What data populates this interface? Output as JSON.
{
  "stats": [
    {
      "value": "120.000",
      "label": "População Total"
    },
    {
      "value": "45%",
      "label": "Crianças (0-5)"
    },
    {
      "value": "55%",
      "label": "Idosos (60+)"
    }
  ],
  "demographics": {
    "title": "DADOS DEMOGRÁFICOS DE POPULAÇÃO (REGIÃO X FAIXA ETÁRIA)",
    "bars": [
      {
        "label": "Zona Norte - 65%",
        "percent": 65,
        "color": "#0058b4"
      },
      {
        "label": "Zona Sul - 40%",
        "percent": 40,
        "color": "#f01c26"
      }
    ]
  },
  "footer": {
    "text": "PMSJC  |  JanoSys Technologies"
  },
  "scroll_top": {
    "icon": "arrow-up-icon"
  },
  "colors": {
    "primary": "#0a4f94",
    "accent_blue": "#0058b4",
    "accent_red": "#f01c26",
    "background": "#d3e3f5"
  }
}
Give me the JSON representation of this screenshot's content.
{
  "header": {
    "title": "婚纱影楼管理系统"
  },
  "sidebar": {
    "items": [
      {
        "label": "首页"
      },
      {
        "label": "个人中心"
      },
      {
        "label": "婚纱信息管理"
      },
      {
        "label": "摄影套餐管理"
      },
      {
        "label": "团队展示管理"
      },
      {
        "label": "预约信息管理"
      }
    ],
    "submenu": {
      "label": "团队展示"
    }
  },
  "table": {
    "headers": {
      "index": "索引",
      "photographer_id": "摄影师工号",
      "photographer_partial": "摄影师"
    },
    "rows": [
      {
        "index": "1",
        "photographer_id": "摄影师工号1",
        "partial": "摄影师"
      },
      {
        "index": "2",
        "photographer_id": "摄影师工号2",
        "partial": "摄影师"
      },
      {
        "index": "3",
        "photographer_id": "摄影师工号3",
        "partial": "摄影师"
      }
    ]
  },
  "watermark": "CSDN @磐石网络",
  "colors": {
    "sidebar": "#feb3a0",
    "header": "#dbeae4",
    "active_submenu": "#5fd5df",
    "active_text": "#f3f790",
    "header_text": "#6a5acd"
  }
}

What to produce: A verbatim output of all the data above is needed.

Your response:
What data populates this interface? Output as JSON.
{
  "stats": [
    {
      "value": "120.000",
      "label": "População Total"
    },
    {
      "value": "45%",
      "label": "Crianças (0-5)"
    },
    {
      "value": "55%",
      "label": "Idosos (60+)"
    }
  ],
  "demographics": {
    "title": "DADOS DEMOGRÁFICOS DE POPULAÇÃO (REGIÃO X FAIXA ETÁRIA)",
    "bars": [
      {
        "label": "Zona Norte - 65%",
        "percent": 65,
        "color": "#0058b4"
      },
      {
        "label": "Zona Sul - 40%",
        "percent": 40,
        "color": "#f01c26"
      }
    ]
  },
  "footer": {
    "text": "PMSJC  |  JanoSys Technologies"
  },
  "scroll_top": {
    "icon": "arrow-up-icon"
  },
  "colors": {
    "primary": "#0a4f94",
    "accent_blue": "#0058b4",
    "accent_red": "#f01c26",
    "background": "#d3e3f5"
  }
}
Give me the JSON representation of this screenshot's content.
{
  "header": {
    "title": "婚纱影楼管理系统"
  },
  "sidebar": {
    "items": [
      {
        "label": "首页"
      },
      {
        "label": "个人中心"
      },
      {
        "label": "婚纱信息管理"
      },
      {
        "label": "摄影套餐管理"
      },
      {
        "label": "团队展示管理"
      },
      {
        "label": "预约信息管理"
      }
    ],
    "submenu": {
      "label": "团队展示"
    }
  },
  "table": {
    "headers": {
      "index": "索引",
      "photographer_id": "摄影师工号",
      "photographer_partial": "摄影师"
    },
    "rows": [
      {
        "index": "1",
        "photographer_id": "摄影师工号1",
        "partial": "摄影师"
      },
      {
        "index": "2",
        "photographer_id": "摄影师工号2",
        "partial": "摄影师"
      },
      {
        "index": "3",
        "photographer_id": "摄影师工号3",
        "partial": "摄影师"
      }
    ]
  },
  "watermark": "CSDN @磐石网络",
  "colors": {
    "sidebar": "#feb3a0",
    "header": "#dbeae4",
    "active_submenu": "#5fd5df",
    "active_text": "#f3f790",
    "header_text": "#6a5acd"
  }
}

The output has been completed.